My research investigates how social interaction and learning biases contribute to language evolution, emergence and development. For example, I ask how individual learners manage different types of communicative input, how populations of learners generalise over that input, and how social interaction modulates the preferences of different learners. My interests concern both language development in naïve learners (i.e. children) as well as the population-level processes that drive language emergence and evolution.

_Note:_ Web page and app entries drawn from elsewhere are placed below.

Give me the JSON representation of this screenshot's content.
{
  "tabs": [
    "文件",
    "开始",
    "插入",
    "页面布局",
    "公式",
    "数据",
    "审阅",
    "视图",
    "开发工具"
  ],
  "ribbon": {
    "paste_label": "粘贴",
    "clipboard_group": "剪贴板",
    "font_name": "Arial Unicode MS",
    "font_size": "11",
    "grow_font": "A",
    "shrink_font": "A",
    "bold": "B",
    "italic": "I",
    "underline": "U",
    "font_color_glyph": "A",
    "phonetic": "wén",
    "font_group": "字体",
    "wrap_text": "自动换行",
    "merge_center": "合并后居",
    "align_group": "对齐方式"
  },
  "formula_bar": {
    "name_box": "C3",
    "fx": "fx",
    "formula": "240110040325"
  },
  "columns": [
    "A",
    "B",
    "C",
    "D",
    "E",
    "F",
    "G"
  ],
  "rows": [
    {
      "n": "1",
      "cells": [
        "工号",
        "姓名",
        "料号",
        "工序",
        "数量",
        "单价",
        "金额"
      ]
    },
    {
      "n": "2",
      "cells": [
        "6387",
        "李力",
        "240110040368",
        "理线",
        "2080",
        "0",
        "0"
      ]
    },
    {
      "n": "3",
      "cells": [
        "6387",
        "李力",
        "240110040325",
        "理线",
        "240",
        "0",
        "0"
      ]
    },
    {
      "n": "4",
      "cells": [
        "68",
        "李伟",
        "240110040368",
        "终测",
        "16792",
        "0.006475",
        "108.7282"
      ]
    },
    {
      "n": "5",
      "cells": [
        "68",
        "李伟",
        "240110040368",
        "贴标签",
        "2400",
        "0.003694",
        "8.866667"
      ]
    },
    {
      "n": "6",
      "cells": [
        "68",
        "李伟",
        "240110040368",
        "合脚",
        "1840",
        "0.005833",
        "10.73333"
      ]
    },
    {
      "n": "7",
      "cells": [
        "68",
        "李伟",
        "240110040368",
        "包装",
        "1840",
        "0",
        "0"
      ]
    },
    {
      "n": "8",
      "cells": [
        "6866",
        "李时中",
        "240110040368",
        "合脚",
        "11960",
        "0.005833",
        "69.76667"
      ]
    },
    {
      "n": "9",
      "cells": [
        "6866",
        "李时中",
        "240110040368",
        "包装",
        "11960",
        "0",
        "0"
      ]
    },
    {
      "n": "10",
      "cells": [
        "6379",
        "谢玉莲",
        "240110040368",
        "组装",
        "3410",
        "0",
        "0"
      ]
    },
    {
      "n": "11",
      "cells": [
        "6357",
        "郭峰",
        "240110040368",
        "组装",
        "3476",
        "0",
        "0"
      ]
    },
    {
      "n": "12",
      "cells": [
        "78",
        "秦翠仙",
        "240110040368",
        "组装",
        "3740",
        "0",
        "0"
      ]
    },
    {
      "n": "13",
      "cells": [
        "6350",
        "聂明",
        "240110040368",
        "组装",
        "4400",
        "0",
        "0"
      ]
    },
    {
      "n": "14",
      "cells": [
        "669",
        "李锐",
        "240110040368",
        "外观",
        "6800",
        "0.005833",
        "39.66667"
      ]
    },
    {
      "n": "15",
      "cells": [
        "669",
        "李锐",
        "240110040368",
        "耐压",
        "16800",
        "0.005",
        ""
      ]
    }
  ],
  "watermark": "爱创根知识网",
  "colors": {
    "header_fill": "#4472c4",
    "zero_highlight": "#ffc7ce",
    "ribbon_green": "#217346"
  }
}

Currently, I am working on a project that explores how multimodal iconic input from parents can facilitate word learning in children, posing questions about the learning preferences of young learners, and how those preferences might be exploited during child-caregiver interactions. For more detail about my past and current research, please see my personal website.